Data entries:
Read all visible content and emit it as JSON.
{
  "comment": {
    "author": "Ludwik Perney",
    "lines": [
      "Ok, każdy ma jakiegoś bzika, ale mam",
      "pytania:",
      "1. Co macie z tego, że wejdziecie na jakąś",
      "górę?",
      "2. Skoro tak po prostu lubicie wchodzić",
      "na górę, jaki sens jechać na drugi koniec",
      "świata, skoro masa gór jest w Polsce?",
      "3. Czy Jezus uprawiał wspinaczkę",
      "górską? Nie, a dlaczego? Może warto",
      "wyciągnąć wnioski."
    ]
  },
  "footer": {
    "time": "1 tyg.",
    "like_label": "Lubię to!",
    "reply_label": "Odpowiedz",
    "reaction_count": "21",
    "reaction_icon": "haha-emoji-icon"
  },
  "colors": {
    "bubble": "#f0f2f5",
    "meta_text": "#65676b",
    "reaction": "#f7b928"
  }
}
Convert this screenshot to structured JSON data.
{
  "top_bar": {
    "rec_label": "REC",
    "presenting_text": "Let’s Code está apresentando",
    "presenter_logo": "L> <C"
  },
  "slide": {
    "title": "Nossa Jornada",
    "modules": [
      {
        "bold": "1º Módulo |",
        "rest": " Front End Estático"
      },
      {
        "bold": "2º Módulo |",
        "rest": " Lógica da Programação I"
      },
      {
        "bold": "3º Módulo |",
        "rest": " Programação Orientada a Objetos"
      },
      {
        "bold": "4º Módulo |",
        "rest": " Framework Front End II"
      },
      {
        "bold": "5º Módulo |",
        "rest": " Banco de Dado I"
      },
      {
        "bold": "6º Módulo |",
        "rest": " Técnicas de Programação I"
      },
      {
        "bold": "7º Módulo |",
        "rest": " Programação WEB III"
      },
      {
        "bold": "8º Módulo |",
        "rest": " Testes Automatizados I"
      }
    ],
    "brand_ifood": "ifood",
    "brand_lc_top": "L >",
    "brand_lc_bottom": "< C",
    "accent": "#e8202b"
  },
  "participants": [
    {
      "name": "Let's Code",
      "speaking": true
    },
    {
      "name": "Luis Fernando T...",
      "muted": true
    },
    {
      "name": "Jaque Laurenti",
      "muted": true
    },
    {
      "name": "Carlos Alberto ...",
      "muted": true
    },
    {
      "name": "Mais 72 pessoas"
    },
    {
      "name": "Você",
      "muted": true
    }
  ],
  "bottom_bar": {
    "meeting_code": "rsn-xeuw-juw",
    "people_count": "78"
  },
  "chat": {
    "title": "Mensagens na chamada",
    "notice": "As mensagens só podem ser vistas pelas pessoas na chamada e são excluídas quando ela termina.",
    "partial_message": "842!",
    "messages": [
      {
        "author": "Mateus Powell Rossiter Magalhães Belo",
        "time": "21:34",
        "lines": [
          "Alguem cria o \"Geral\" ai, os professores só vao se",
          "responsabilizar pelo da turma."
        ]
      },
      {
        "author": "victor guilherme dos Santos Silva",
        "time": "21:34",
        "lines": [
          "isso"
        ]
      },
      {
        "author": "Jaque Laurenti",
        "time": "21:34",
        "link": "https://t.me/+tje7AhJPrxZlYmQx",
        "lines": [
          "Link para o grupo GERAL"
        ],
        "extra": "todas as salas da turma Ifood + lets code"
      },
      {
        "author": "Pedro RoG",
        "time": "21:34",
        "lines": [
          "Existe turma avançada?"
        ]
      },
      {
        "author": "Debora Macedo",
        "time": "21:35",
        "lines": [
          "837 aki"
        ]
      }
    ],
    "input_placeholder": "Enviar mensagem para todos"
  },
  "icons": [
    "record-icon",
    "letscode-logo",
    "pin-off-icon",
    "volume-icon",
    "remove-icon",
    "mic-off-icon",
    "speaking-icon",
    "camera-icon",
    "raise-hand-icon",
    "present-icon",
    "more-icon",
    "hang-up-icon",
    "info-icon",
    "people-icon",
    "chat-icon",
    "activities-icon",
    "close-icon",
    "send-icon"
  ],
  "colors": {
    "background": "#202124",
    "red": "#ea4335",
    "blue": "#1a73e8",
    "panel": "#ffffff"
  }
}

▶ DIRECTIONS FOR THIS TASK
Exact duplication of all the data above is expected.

▶ WRITTEN RESPONSE
Read all visible content and emit it as JSON.
{
  "comment": {
    "author": "Ludwik Perney",
    "lines": [
      "Ok, każdy ma jakiegoś bzika, ale mam",
      "pytania:",
      "1. Co macie z tego, że wejdziecie na jakąś",
      "górę?",
      "2. Skoro tak po prostu lubicie wchodzić",
      "na górę, jaki sens jechać na drugi koniec",
      "świata, skoro masa gór jest w Polsce?",
      "3. Czy Jezus uprawiał wspinaczkę",
      "górską? Nie, a dlaczego? Może warto",
      "wyciągnąć wnioski."
    ]
  },
  "footer": {
    "time": "1 tyg.",
    "like_label": "Lubię to!",
    "reply_label": "Odpowiedz",
    "reaction_count": "21",
    "reaction_icon": "haha-emoji-icon"
  },
  "colors": {
    "bubble": "#f0f2f5",
    "meta_text": "#65676b",
    "reaction": "#f7b928"
  }
}
Convert this screenshot to structured JSON data.
{
  "top_bar": {
    "rec_label": "REC",
    "presenting_text": "Let’s Code está apresentando",
    "presenter_logo": "L> <C"
  },
  "slide": {
    "title": "Nossa Jornada",
    "modules": [
      {
        "bold": "1º Módulo |",
        "rest": " Front End Estático"
      },
      {
        "bold": "2º Módulo |",
        "rest": " Lógica da Programação I"
      },
      {
        "bold": "3º Módulo |",
        "rest": " Programação Orientada a Objetos"
      },
      {
        "bold": "4º Módulo |",
        "rest": " Framework Front End II"
      },
      {
        "bold": "5º Módulo |",
        "rest": " Banco de Dado I"
      },
      {
        "bold": "6º Módulo |",
        "rest": " Técnicas de Programação I"
      },
      {
        "bold": "7º Módulo |",
        "rest": " Programação WEB III"
      },
      {
        "bold": "8º Módulo |",
        "rest": " Testes Automatizados I"
      }
    ],
    "brand_ifood": "ifood",
    "brand_lc_top": "L >",
    "brand_lc_bottom": "< C",
    "accent": "#e8202b"
  },
  "participants": [
    {
      "name": "Let's Code",
      "speaking": true
    },
    {
      "name": "Luis Fernando T...",
      "muted": true
    },
    {
      "name": "Jaque Laurenti",
      "muted": true
    },
    {
      "name": "Carlos Alberto ...",
      "muted": true
    },
    {
      "name": "Mais 72 pessoas"
    },
    {
      "name": "Você",
      "muted": true
    }
  ],
  "bottom_bar": {
    "meeting_code": "rsn-xeuw-juw",
    "people_count": "78"
  },
  "chat": {
    "title": "Mensagens na chamada",
    "notice": "As mensagens só podem ser vistas pelas pessoas na chamada e são excluídas quando ela termina.",
    "partial_message": "842!",
    "messages": [
      {
        "author": "Mateus Powell Rossiter Magalhães Belo",
        "time": "21:34",
        "lines": [
          "Alguem cria o \"Geral\" ai, os professores só vao se",
          "responsabilizar pelo da turma."
        ]
      },
      {
        "author": "victor guilherme dos Santos Silva",
        "time": "21:34",
        "lines": [
          "isso"
        ]
      },
      {
        "author": "Jaque Laurenti",
        "time": "21:34",
        "link": "https://t.me/+tje7AhJPrxZlYmQx",
        "lines": [
          "Link para o grupo GERAL"
        ],
        "extra": "todas as salas da turma Ifood + lets code"
      },
      {
        "author": "Pedro RoG",
        "time": "21:34",
        "lines": [
          "Existe turma avançada?"
        ]
      },
      {
        "author": "Debora Macedo",
        "time": "21:35",
        "lines": [
          "837 aki"
        ]
      }
    ],
    "input_placeholder": "Enviar mensagem para todos"
  },
  "icons": [
    "record-icon",
    "letscode-logo",
    "pin-off-icon",
    "volume-icon",
    "remove-icon",
    "mic-off-icon",
    "speaking-icon",
    "camera-icon",
    "raise-hand-icon",
    "present-icon",
    "more-icon",
    "hang-up-icon",
    "info-icon",
    "people-icon",
    "chat-icon",
    "activities-icon",
    "close-icon",
    "send-icon"
  ],
  "colors": {
    "background": "#202124",
    "red": "#ea4335",
    "blue": "#1a73e8",
    "panel": "#ffffff"
  }
}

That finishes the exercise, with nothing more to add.